by Rachael McCampbell
Rachael McCampbell is an artist, teacher, curator, and writer who resides in the small hamlet of Leiper’s Fork, Tennessee. For more about her, please visit www.rachaelmccampbell.com.
I gave myself a great birthday present this year—a three-day workshop in cold wax medium. You may not know what that is and that’s okay. The point is, I drove from Nashville, Tennessee, to Asheville, North Carolina, and gave myself the gift of being an art student again. I got to forget about my deadlines and worries and work with materials I was uncomfortable using. When I felt frustrated and perfectionist issues popped up, I gave myself the same advice I dole out to my students—Think of this as an experiment that you’ll throw in the trash. Don’t worry about the outcome; enjoy the process—much easier said than done.
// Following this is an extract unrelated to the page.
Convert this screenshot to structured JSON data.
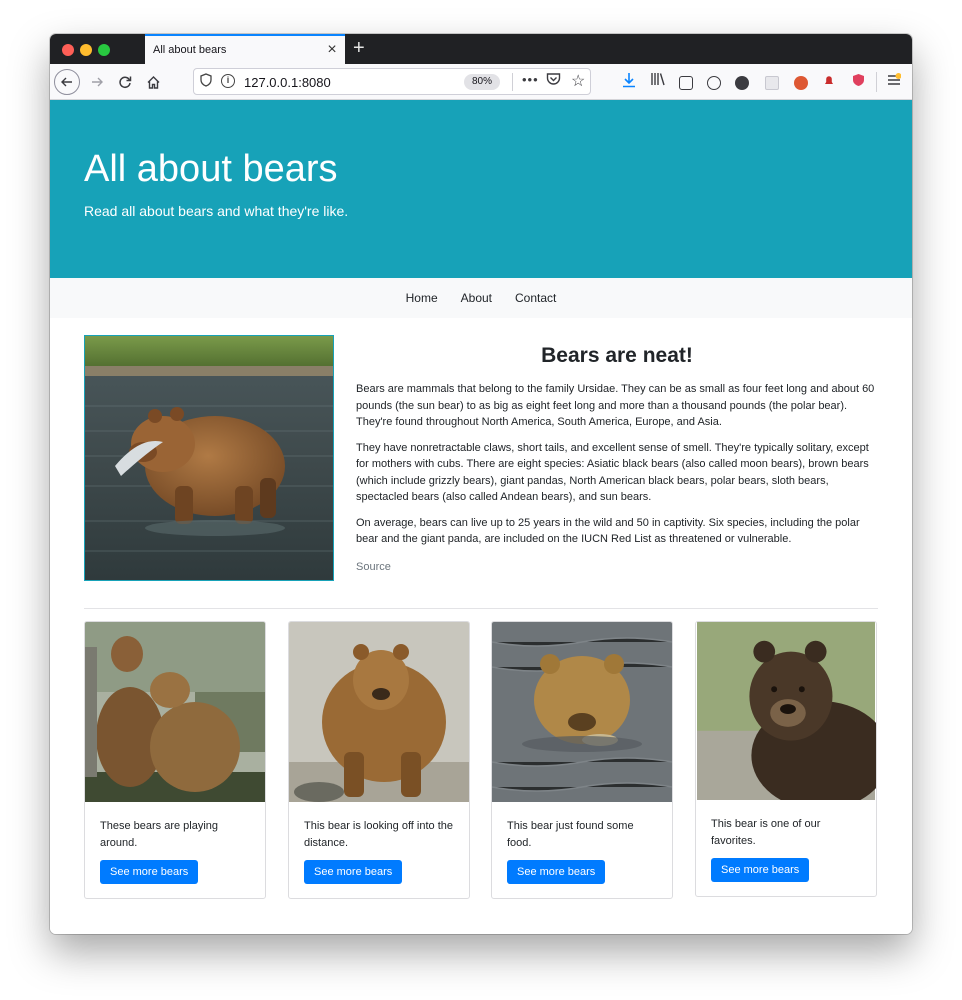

This is how my painting progressed from the original to the final abstract, which is entitled Fearless. Oil on panel, 36” x 36”
When you get paid for the art you make, it’s sometimes hard to extricate yourself from the outcome-centric pressure cooker professional artists simmer in. Once I convinced myself that this artwork was NOT a commission, nor would anyone even see it, I was freed up to play. My teacher, Cindy Walton, showed us how to use powdered charcoal, stencils, oil sticks, print rollers, and much more with cold wax medium mixed with Gamblin oil paints. It was exciting to experiment with these techniques, at times creating nothing but a mess —other times, the beginning of something new.
Posted in my studio is the quote by Neale Donald Walsch, Life begins at the end of your comfort zone. This applies to many walks of life but in the arts, it’s easy to get stuck and produce predictable work. Trying to create abstract art with materials I don’t normally use pushed me. How could I incorporate the experience of this workshop with my current paintings?
When I returned home, I set the abstract paintings I’d made against a wall and asked them to inform me. That’s when I took a 40” x 40” framed painting off the wall (that had hung in a gallery the previous week) and started drawing all over it with charcoal and oil bars. Suddenly, I was 6 years old again. This was worse than being the kid who marks on the wall with a Sharpie. I was drawing on a finished work of art! Since there were no adults to put me in time-out, I was left to my own devices.
It was a risk to draw all over it. I could never get the painting back to what it was. If I ruined the entire thing and wasted supplies and time, I consoled myself that at least I hopefully learned something.
I’ve posted images of this process for you to see. Maybe after the first or second attempt, I should have stopped. I don’t know. Whether or not I improved or destroyed the painting is subjective. Honestly, it was scary but most things that force growth usually are. If you can, go take a workshop—do something you’ve never tried. For me, it felt very freeing to step out of my comfort zone.